Luke Hochevar gave up four runs on six hits over six and one-third innings last night. He struck out five, walked two and gave up back to back jacks to Josh Hamilton and Adrian Beltre in a three run fourth. He was, well, he was Luke.
What are the Royals to do with him?
Seven times this year (exactly 1/4 of his starts), Hochevar has allowed two runs or less over more than six innings of work. Not surprisingly, the Royals have won six of those games. Seven other times this year, Luke has allowed six runs or more and, again not surprisingly, the Royals have lost all of those contests. While past years may not have the perfect symmetry of 2012, they have a painful similarity.
In 2011, Hochevar had 10 starts of the sure thing variety (the Royals were 8-2 in those) and just six of the awful variety (the Royals went 1-5).
When Luke Hochevar takes the mound, the Royals have an outstanding chance of winning 25% of the time and basically no chance another 25% of the time. The remaining of his starts in 2012 are like in past years a little less than a 50-50 affair. The Royals are 6-8 in Luke's other 14 starts this year. In 2011's 'other' starts by Hochevar, the Royals were 8-7.

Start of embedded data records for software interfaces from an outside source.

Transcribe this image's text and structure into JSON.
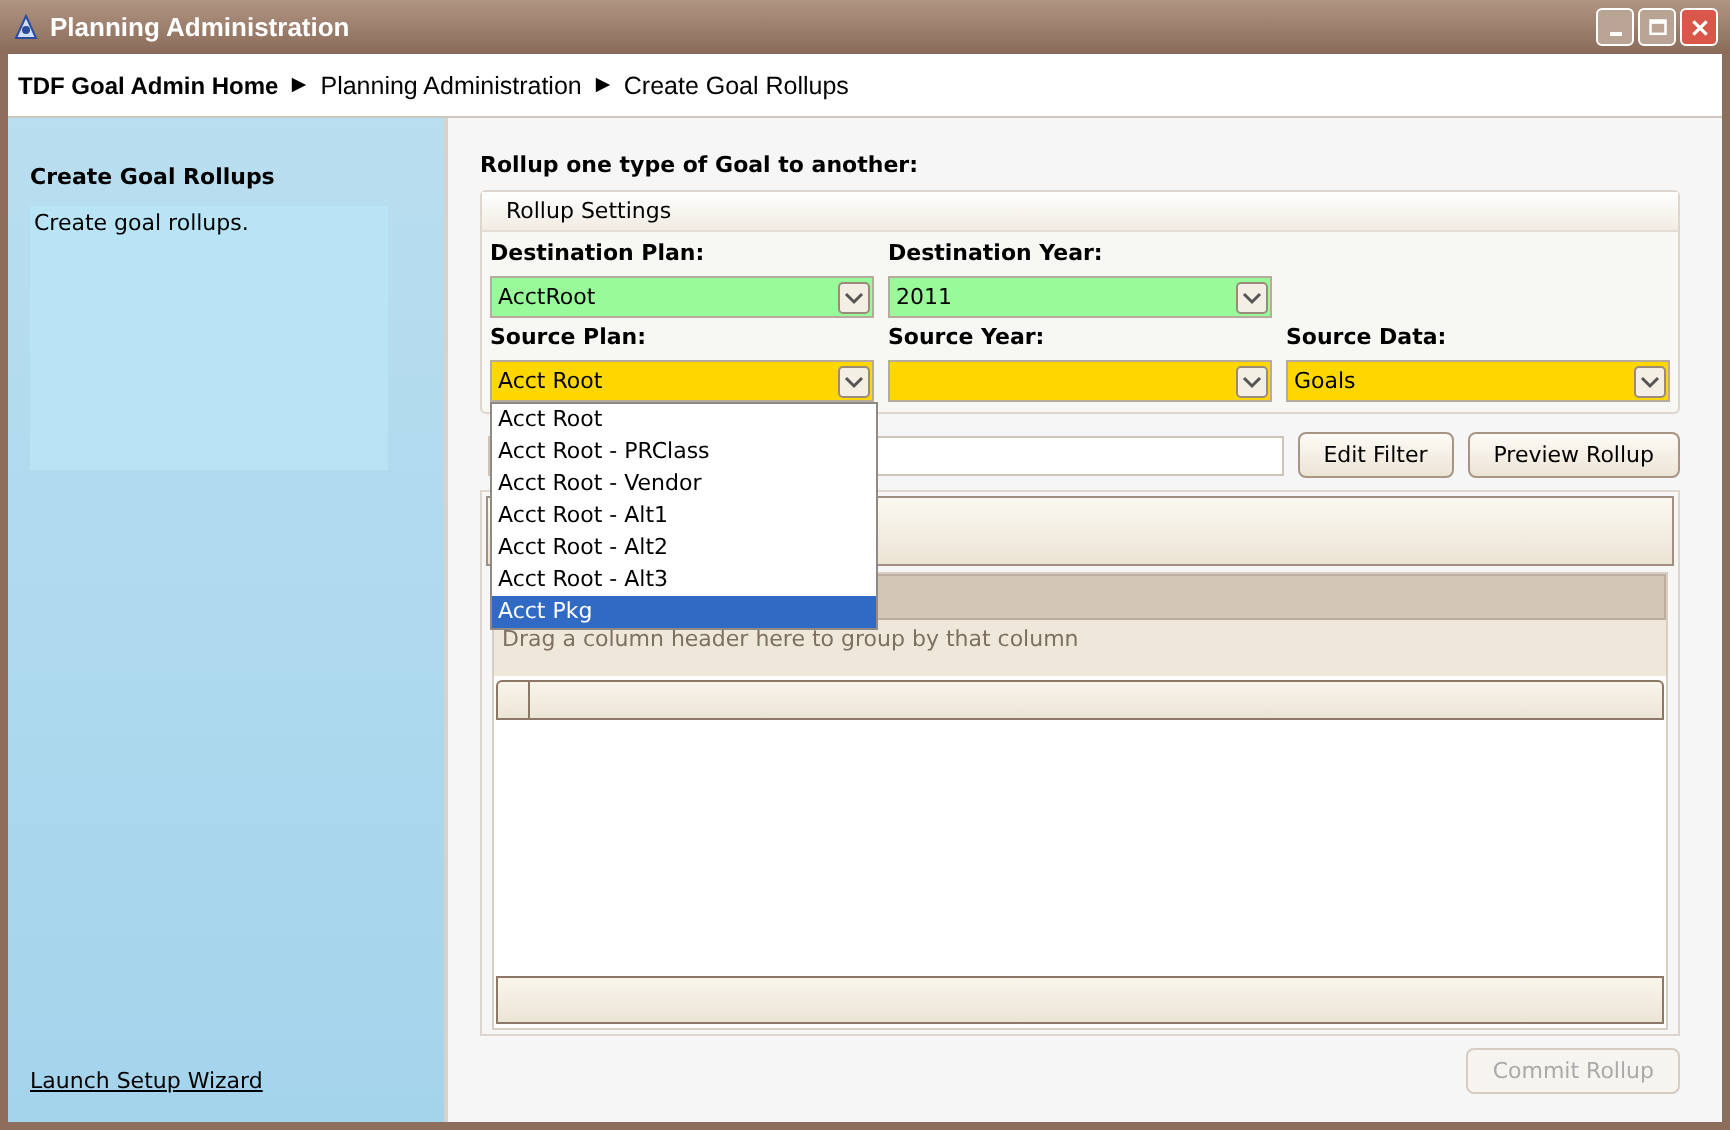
{
  "window": {
    "title": "Planning Administration",
    "controls": [
      {
        "kind": "minimize"
      },
      {
        "kind": "maximize"
      },
      {
        "kind": "close"
      }
    ]
  },
  "breadcrumb": [
    {
      "label": "TDF Goal Admin Home",
      "kind": "root"
    },
    {
      "label": "Planning Administration",
      "kind": "crumb"
    },
    {
      "label": "Create Goal Rollups",
      "kind": "crumb"
    }
  ],
  "sidebar": {
    "title": "Create Goal Rollups",
    "description": "Create goal rollups.",
    "link": "Launch Setup Wizard"
  },
  "main": {
    "heading": "Rollup one type of Goal to another:",
    "settings": {
      "title": "Rollup Settings",
      "rows": [
        [
          {
            "label": "Destination Plan:",
            "value": "AcctRoot",
            "color": "#99fa99"
          },
          {
            "label": "Destination Year:",
            "value": "2011",
            "color": "#99fa99"
          }
        ],
        [
          {
            "label": "Source Plan:",
            "value": "Acct Root",
            "color": "#ffd700",
            "expanded": true
          },
          {
            "label": "Source Year:",
            "color": "#ffd700",
            "expanded": false
          },
          {
            "label": "Source Data:",
            "value": "Goals",
            "color": "#ffd700",
            "expanded": false
          }
        ]
      ],
      "options": [
        {
          "label": "Acct Root",
          "selected": false
        },
        {
          "label": "Acct Root - PRClass",
          "selected": false
        },
        {
          "label": "Acct Root - Vendor",
          "selected": false
        },
        {
          "label": "Acct Root - Alt1",
          "selected": false
        },
        {
          "label": "Acct Root - Alt2",
          "selected": false
        },
        {
          "label": "Acct Root - Alt3",
          "selected": false
        },
        {
          "label": "Acct Pkg",
          "selected": true
        }
      ]
    },
    "filter_buttons": [
      {
        "label": "Edit Filter",
        "disabled": false
      },
      {
        "label": "Preview Rollup",
        "disabled": false
      }
    ],
    "grid": {
      "group_hint": "Drag a column header here to group by that column"
    },
    "commit": {
      "label": "Commit Rollup",
      "disabled": true
    }
  }
}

We all know that Luke's earned run average (a stat that I believe still has some validity when dealing with starting ptichers) consistently is worse than his FIP. It leads us down the path that Hochevar should be better and ought to eventually be better. Yet, since 2008, Hochevar's ERA has only once been within half a run of his FIP. Over his career, Luke has a FIP of 4.45 (xFIP of 4.29), but an ERA of 5.30.
What Hochevar has done the last two years is take the ball every fifth day and grind through some innings. After throwing 198 last year, Luke is likely to end up north of 180 in 2012. That's not great, but it is something.
I think, without question, Hochevar has to be the career record in blog columns about how he might be fixed or could be fixed. Heck, I have written at least five over Luke's career and I am sure Craig and Jeff might have just as many if not more. Truth is, we are 747 innings into Luke Hochevar's career and this may simply be who he is: sometimes dominant, sometimes horrible, often just a tad below average.
Of course the issue is that Hochevar is eligible for arbitration this year and, due to the craziness of baseball, likely to get a raise above his current $3.5 million salary.
So, what do you do this off season Royals' fans?